**WHAT YOU HAVE TO DO**
Write out the full set of records exactly. Any pictures in them do not belong in the copy.

[Element data from apps and pages]
^^^^^^^^

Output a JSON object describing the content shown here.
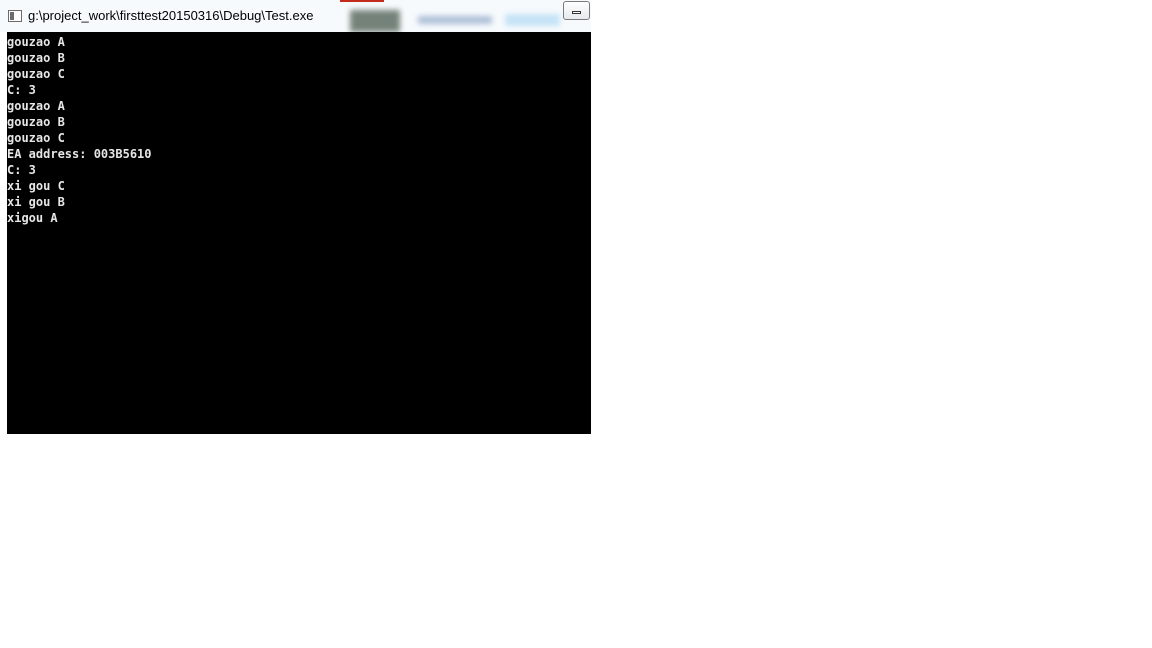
{
  "window": {
    "title": "g:\\project_work\\firsttest20150316\\Debug\\Test.exe",
    "icon": "console-app-icon",
    "controls": {
      "minimize_icon": "minimize-icon"
    }
  },
  "console": {
    "background": "#000000",
    "foreground": "#e6e6e6",
    "lines": [
      "gouzao A",
      "gouzao B",
      "gouzao C",
      "C: 3",
      "gouzao A",
      "gouzao B",
      "gouzao C",
      "EA address: 003B5610",
      "C: 3",
      "xi gou C",
      "xi gou B",
      "xigou A"
    ]
  }
}
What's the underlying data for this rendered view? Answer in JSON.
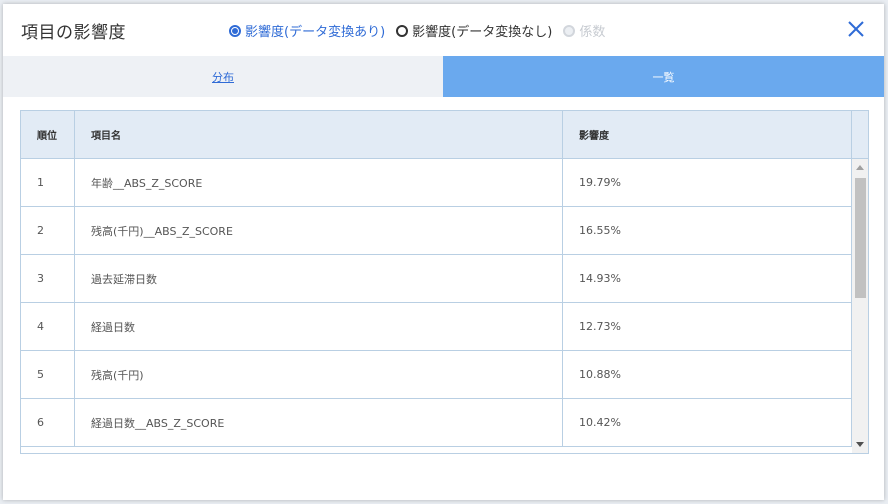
{
  "dialog": {
    "title": "項目の影響度",
    "close_icon": "close-icon",
    "radio_options": [
      {
        "label": "影響度(データ変換あり)",
        "state": "selected"
      },
      {
        "label": "影響度(データ変換なし)",
        "state": "unselected"
      },
      {
        "label": "係数",
        "state": "disabled"
      }
    ]
  },
  "tabs": [
    {
      "label": "分布",
      "active": false
    },
    {
      "label": "一覧",
      "active": true
    }
  ],
  "table": {
    "headers": [
      "順位",
      "項目名",
      "影響度"
    ],
    "rows": [
      [
        "1",
        "年齢__ABS_Z_SCORE",
        "19.79%"
      ],
      [
        "2",
        "残高(千円)__ABS_Z_SCORE",
        "16.55%"
      ],
      [
        "3",
        "過去延滞日数",
        "14.93%"
      ],
      [
        "4",
        "経過日数",
        "12.73%"
      ],
      [
        "5",
        "残高(千円)",
        "10.88%"
      ],
      [
        "6",
        "経過日数__ABS_Z_SCORE",
        "10.42%"
      ]
    ]
  },
  "colors": {
    "accent": "#2f6bd6",
    "active_tab": "#6aa9ee",
    "header_bg": "#e2ebf5",
    "border": "#b9cfe3"
  }
}
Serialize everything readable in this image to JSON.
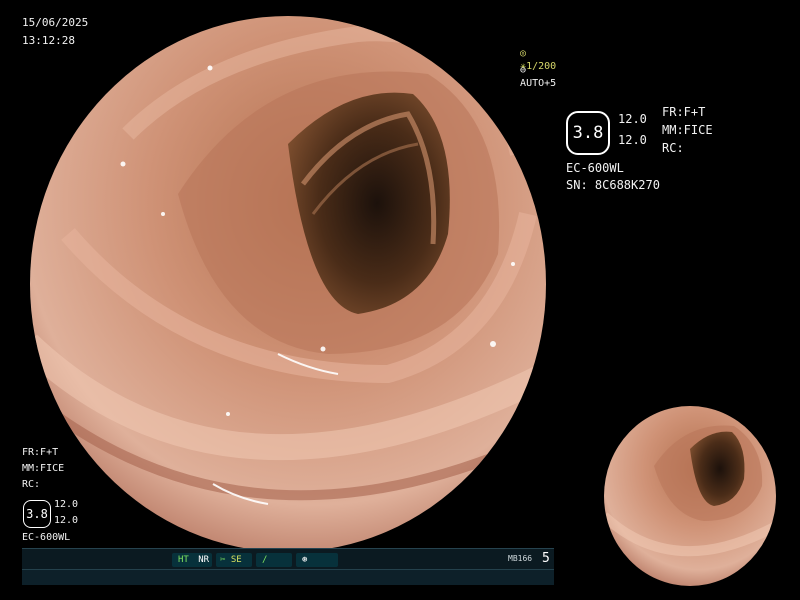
{
  "datetime": {
    "date": "15/06/2025",
    "time": "13:12:28"
  },
  "shutter": {
    "icon": "aperture-icon",
    "star": "✳",
    "value": "1/200"
  },
  "auto": {
    "icon": "auto-exposure-icon",
    "label": "AUTO+5"
  },
  "right_panel": {
    "octagon_value": "3.8",
    "val_a": "12.0",
    "val_b": "12.0",
    "fr": "FR:F+T",
    "mm": "MM:FICE",
    "rc": "RC:",
    "model": "EC-600WL",
    "serial": "SN: 8C688K270"
  },
  "left_panel": {
    "fr": "FR:F+T",
    "mm": "MM:FICE",
    "rc": "RC:",
    "octagon_value": "3.8",
    "val_a": "12.0",
    "val_b": "12.0",
    "model": "EC-600WL"
  },
  "status_bar": {
    "ht": "HT",
    "nr": "NR",
    "se": "SE",
    "code": "MB166",
    "count": "5"
  },
  "colors": {
    "tissue": "#c48068",
    "tissue_light": "#e7b7a0",
    "lumen": "#2b1a0f",
    "bar": "#0d2029"
  }
}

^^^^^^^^

**RESPONSE AREA**
Output a JSON object describing the content shown here.
{
  "window": {
    "title": "g:\\project_work\\firsttest20150316\\Debug\\Test.exe",
    "icon": "console-app-icon",
    "controls": {
      "minimize_icon": "minimize-icon"
    }
  },
  "console": {
    "background": "#000000",
    "foreground": "#e6e6e6",
    "lines": [
      "gouzao A",
      "gouzao B",
      "gouzao C",
      "C: 3",
      "gouzao A",
      "gouzao B",
      "gouzao C",
      "EA address: 003B5610",
      "C: 3",
      "xi gou C",
      "xi gou B",
      "xigou A"
    ]
  }
}
What's the underlying data for this rendered view? Answer in JSON.
{
  "dialog": {
    "title": "項目の影響度",
    "close_icon": "close-icon",
    "radio_options": [
      {
        "label": "影響度(データ変換あり)",
        "state": "selected"
      },
      {
        "label": "影響度(データ変換なし)",
        "state": "unselected"
      },
      {
        "label": "係数",
        "state": "disabled"
      }
    ]
  },
  "tabs": [
    {
      "label": "分布",
      "active": false
    },
    {
      "label": "一覧",
      "active": true
    }
  ],
  "table": {
    "headers": [
      "順位",
      "項目名",
      "影響度"
    ],
    "rows": [
      [
        "1",
        "年齢__ABS_Z_SCORE",
        "19.79%"
      ],
      [
        "2",
        "残高(千円)__ABS_Z_SCORE",
        "16.55%"
      ],
      [
        "3",
        "過去延滞日数",
        "14.93%"
      ],
      [
        "4",
        "経過日数",
        "12.73%"
      ],
      [
        "5",
        "残高(千円)",
        "10.88%"
      ],
      [
        "6",
        "経過日数__ABS_Z_SCORE",
        "10.42%"
      ]
    ]
  },
  "colors": {
    "accent": "#2f6bd6",
    "active_tab": "#6aa9ee",
    "header_bg": "#e2ebf5",
    "border": "#b9cfe3"
  }
}
Serialize everything readable in this image to JSON.
{
  "datetime": {
    "date": "15/06/2025",
    "time": "13:12:28"
  },
  "shutter": {
    "icon": "aperture-icon",
    "star": "✳",
    "value": "1/200"
  },
  "auto": {
    "icon": "auto-exposure-icon",
    "label": "AUTO+5"
  },
  "right_panel": {
    "octagon_value": "3.8",
    "val_a": "12.0",
    "val_b": "12.0",
    "fr": "FR:F+T",
    "mm": "MM:FICE",
    "rc": "RC:",
    "model": "EC-600WL",
    "serial": "SN: 8C688K270"
  },
  "left_panel": {
    "fr": "FR:F+T",
    "mm": "MM:FICE",
    "rc": "RC:",
    "octagon_value": "3.8",
    "val_a": "12.0",
    "val_b": "12.0",
    "model": "EC-600WL"
  },
  "status_bar": {
    "ht": "HT",
    "nr": "NR",
    "se": "SE",
    "code": "MB166",
    "count": "5"
  },
  "colors": {
    "tissue": "#c48068",
    "tissue_light": "#e7b7a0",
    "lumen": "#2b1a0f",
    "bar": "#0d2029"
  }
}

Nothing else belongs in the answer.